Yeah, so, Los Angeles people overreact to rain. Ha ha!
Ha ha my ass. Sometimes, smug sarcastic humor comes back to haunt you. Last night, after writing yesterday's post and hearing John and Ken talk about it on the air, mocking the weatherman for his panic-inducing forecast, I went to sleep, secure in the knowledge that, hey, it's just rain. No big deal.
It was about 2 am.
What the hell was THAT?
Thunder, Fran whispered. Just thunder.
But it sounded like the roof just caved in!
And so it was. The rain had picked up into a torrent, the lightning and thunder were... well, you know, we don't get lightning and thunder in Los Angeles like you do almost anywhere else. I hadn't heard nor seen that kind of thunderboomer since a couple of Midwestern trips over a decade ago. And they were close- I was doing the count-the-seconds-between-the-flash-and-the-boom thing, and the two were simultaneous. Direct hits.
Ella the World's Most Famous Cat was born in Long Beach. She's never been outside of the LBC and South Bay. She had no experience with this kind of thing, and she was terrified. After running under the bed and spending a couple of hours there, she decided to try and come back out. She scrambled onto the bed at my feet, teetered on the edge, then tried to walk across the bed, planting one paw on my leg, wobbling, testing the ground (my leg) with her other paw, satisfied, then, just as she began to walk over me...

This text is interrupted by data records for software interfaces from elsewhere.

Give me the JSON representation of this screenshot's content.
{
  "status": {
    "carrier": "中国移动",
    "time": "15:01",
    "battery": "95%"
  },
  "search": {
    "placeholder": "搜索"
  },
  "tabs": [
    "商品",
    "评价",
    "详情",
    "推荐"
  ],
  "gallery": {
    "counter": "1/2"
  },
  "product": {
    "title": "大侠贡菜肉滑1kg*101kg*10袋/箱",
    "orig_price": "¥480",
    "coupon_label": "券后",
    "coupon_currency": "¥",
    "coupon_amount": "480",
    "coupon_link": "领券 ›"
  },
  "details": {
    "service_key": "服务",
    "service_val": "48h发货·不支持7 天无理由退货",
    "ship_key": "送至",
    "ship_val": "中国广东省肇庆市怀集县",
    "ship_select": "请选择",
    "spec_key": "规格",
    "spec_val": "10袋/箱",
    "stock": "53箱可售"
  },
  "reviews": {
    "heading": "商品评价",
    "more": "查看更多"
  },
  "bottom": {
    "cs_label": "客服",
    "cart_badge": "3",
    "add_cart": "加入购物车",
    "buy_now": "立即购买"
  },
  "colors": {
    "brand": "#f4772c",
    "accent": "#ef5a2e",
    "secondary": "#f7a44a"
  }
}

And like a shot, she was back under the bed. It's about 12 hours later and she's still shaky.
The next inkling that this was bigger than we'd thought came when my sister and I went to get a little walk/run exercise in between the raindrops. There'd been some dirt in the pool, some standing mud/water on the edge of the patio, but nothing too bad when we went out, but after we got rained on a lot, we returned and a neighbor was bailing water out of his garage with trash cans. Poor guy, I thought, and then I came back, took a shower, changed, walked into the living room, looked out the glass doors to the yard, and saw that the patio was underwater. The whole thing, right up to the house. Water and dirt and mud. After a while, it subsided, and we all figured it was over and time for lunch. We drove up the street and had to turn around- a fire truck and utility crews were there, and there were hoses and mud everywhere. Down at the end of the block, a fleet of trucks had appeared, with several workers and sandbags. Up the next street, we got onto the main road, which was now covered with mud and rocks, and after a quarter mile, we were turned back because rockslides had closed the road. We went the long way around, and in our lunch travels, we saw power outages, mudslides, utility crews, sewer trucks, and blinking or dead traffic lights everywhere. Finally back home, we discovered our street had become Mud River.

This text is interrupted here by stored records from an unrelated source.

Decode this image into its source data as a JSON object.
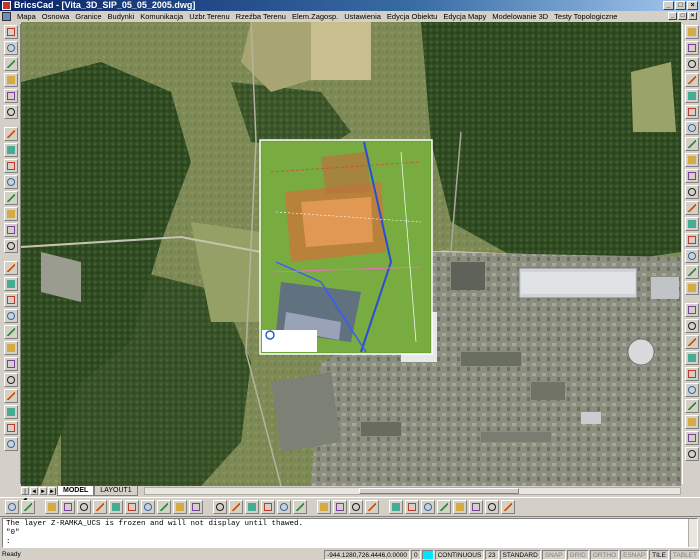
{
  "window": {
    "title": "BricsCad - [Vita_3D_SIP_05_05_2005.dwg]"
  },
  "menu": {
    "items": [
      "Mapa",
      "Osnowa",
      "Granice",
      "Budynki",
      "Komunikacja",
      "Uzbr.Terenu",
      "Rzeźba Terenu",
      "Elem.Zagosp.",
      "Ustawienia",
      "Edycja Obiektu",
      "Edycja Mapy",
      "Modelowanie 3D",
      "Testy Topologiczne"
    ]
  },
  "tabs": {
    "model": "MODEL",
    "layout": "LAYOUT1"
  },
  "command": {
    "line1": "The layer Z-RAMKA_UCS is frozen and will not display until thawed.",
    "line2": "\"0\"",
    "line3": ":"
  },
  "status": {
    "ready": "Ready",
    "coords": "-944.1280,726.4446,0.0000",
    "layer": "0",
    "linetype": "CONTINUOUS",
    "lineweight": "23",
    "dimstyle": "STANDARD",
    "toggles": [
      "SNAP",
      "GRID",
      "ORTHO",
      "ESNAP",
      "TILE",
      "TABLET"
    ],
    "toggles_on": [
      "TILE"
    ],
    "layer_color": "#00e5ff"
  },
  "icons": {
    "left_toolbar": [
      "properties-icon",
      "layer-icon",
      "building-icon",
      "road-icon",
      "network-icon",
      "measure-icon",
      "label-icon",
      "select-icon",
      "zoom-icon",
      "pan-icon",
      "draw-icon",
      "edit-icon",
      "text-icon",
      "block-icon",
      "insert-icon",
      "attribute-icon",
      "hatch-icon",
      "dimension-icon",
      "area-icon",
      "point-icon",
      "grid-icon",
      "snap-icon",
      "ortho-icon",
      "print-icon",
      "export-icon",
      "help-icon"
    ],
    "right_toolbar": [
      "circle-icon",
      "line-icon",
      "polyline-icon",
      "arc-icon",
      "point-icon",
      "rectangle-icon",
      "move-icon",
      "copy-icon",
      "mirror-icon",
      "rotate-icon",
      "scale-icon",
      "stretch-icon",
      "trim-icon",
      "extend-icon",
      "break-icon",
      "chamfer-icon",
      "fillet-icon",
      "explode-icon",
      "array-icon",
      "offset-icon",
      "erase-icon",
      "undo-icon",
      "redo-icon",
      "regen-icon",
      "layers-icon",
      "hatch-icon",
      "text-icon"
    ],
    "bottom_toolbar": [
      "select-arrow-icon",
      "polyline-tool-icon",
      "pan-hand-icon",
      "zoom-realtime-icon",
      "zoom-in-icon",
      "zoom-out-icon",
      "zoom-window-icon",
      "zoom-previous-icon",
      "zoom-extents-icon",
      "zoom-all-icon",
      "zoom-scale-icon",
      "redraw-icon",
      "view-icon",
      "properties-icon",
      "layer-manager-icon",
      "layer-previous-icon",
      "image-manager-icon",
      "raster-icon",
      "raster-clip-icon",
      "raster-frame-icon",
      "raster-adjust-icon",
      "globe-icon",
      "web-icon",
      "database-icon",
      "report-icon",
      "settings-icon",
      "print-icon",
      "export-icon",
      "save-icon",
      "open-icon"
    ]
  },
  "colors": {
    "titlebar": "#0a246a",
    "accent": "#00e5ff"
  }
}
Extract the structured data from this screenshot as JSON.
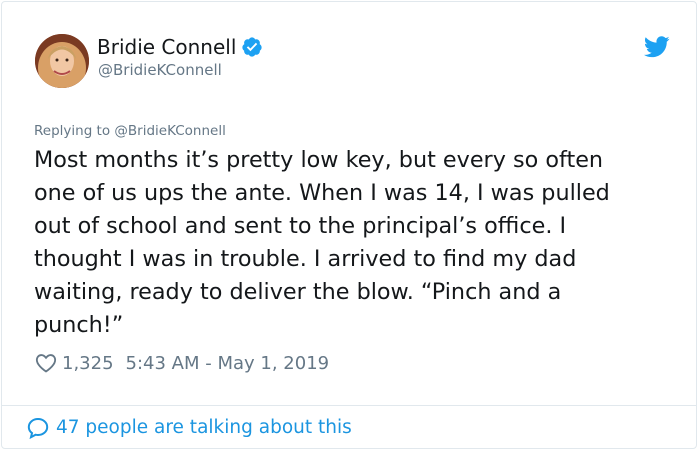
{
  "author": {
    "name": "Bridie Connell",
    "handle": "@BridieKConnell"
  },
  "reply": {
    "prefix": "Replying to ",
    "mention": "@BridieKConnell"
  },
  "tweet": {
    "text": "Most months it’s pretty low key, but every so often\none of us ups the ante. When I was 14, I was pulled\nout of school and sent to the principal’s office. I\nthought I was in trouble. I arrived to find my dad\nwaiting, ready to deliver the blow. “Pinch and a\npunch!”",
    "likes": "1,325",
    "timestamp": "5:43 AM - May 1, 2019"
  },
  "footer": {
    "talking": "47 people are talking about this"
  },
  "colors": {
    "twitter_blue": "#1da1f2",
    "link_blue": "#1b95e0",
    "text": "#14171a",
    "muted": "#657786",
    "border": "#e1e8ed"
  },
  "icons": {
    "verified": "verified-badge-icon",
    "logo": "twitter-bird-icon",
    "like": "heart-outline-icon",
    "conversation": "speech-bubble-icon"
  }
}
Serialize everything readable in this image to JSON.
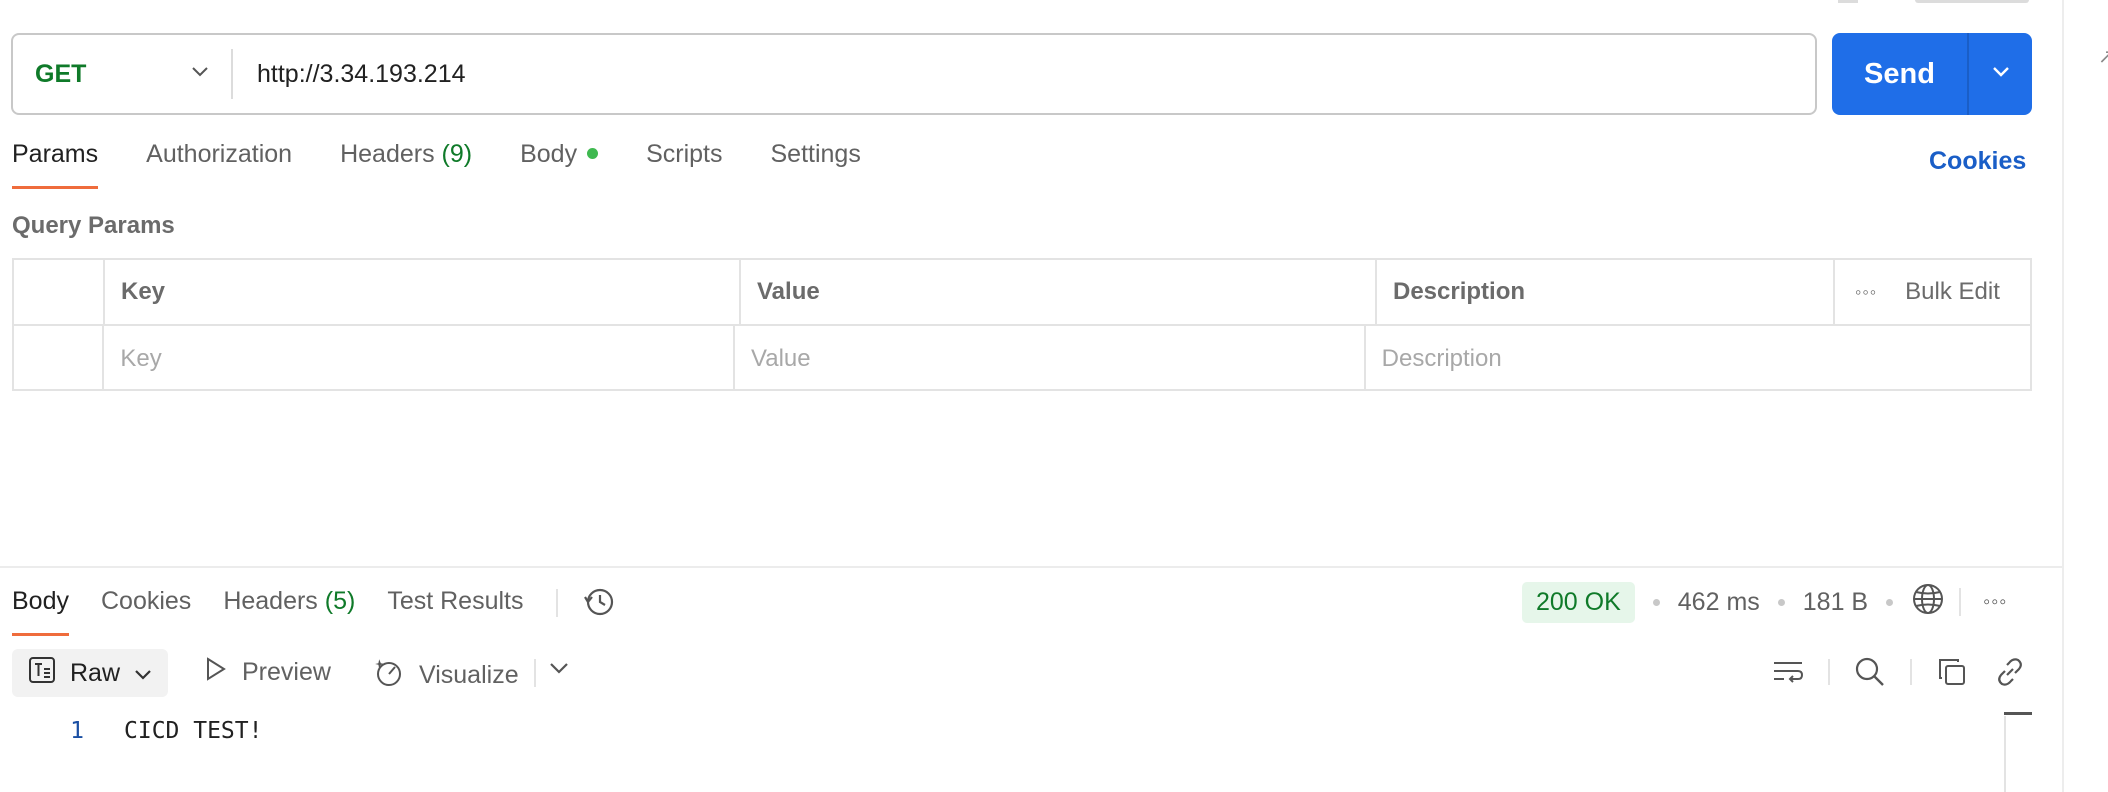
{
  "request": {
    "method": "GET",
    "url": "http://3.34.193.214",
    "send_label": "Send"
  },
  "request_tabs": [
    {
      "label": "Params",
      "active": true
    },
    {
      "label": "Authorization"
    },
    {
      "label": "Headers",
      "count": "(9)"
    },
    {
      "label": "Body",
      "has_dot": true
    },
    {
      "label": "Scripts"
    },
    {
      "label": "Settings"
    }
  ],
  "cookies_link": "Cookies",
  "query_params": {
    "title": "Query Params",
    "columns": [
      "Key",
      "Value",
      "Description"
    ],
    "bulk_edit": "Bulk Edit",
    "placeholders": {
      "key": "Key",
      "value": "Value",
      "description": "Description"
    }
  },
  "response_tabs": [
    {
      "label": "Body",
      "active": true
    },
    {
      "label": "Cookies"
    },
    {
      "label": "Headers",
      "count": "(5)"
    },
    {
      "label": "Test Results"
    }
  ],
  "response_status": {
    "status": "200 OK",
    "time": "462 ms",
    "size": "181 B"
  },
  "response_toolbar": {
    "format": "Raw",
    "preview": "Preview",
    "visualize": "Visualize"
  },
  "response_body": {
    "lines": [
      {
        "no": "1",
        "text": "CICD TEST!"
      }
    ]
  },
  "colors": {
    "method_green": "#0f7a29",
    "send_blue": "#1f6ee8",
    "active_tab_orange": "#ef6c3c",
    "status_green_bg": "#e6f6ea"
  }
}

And that's what it's like now. Looking up the street:
And down the street:
And right at the street:
The shiny stuff's mud. It's flowing. It's worse in person.
And now comes the promise: I will never make fun of people who panic over minor weather emergencies again. Never.
Until next time. I can't help myself.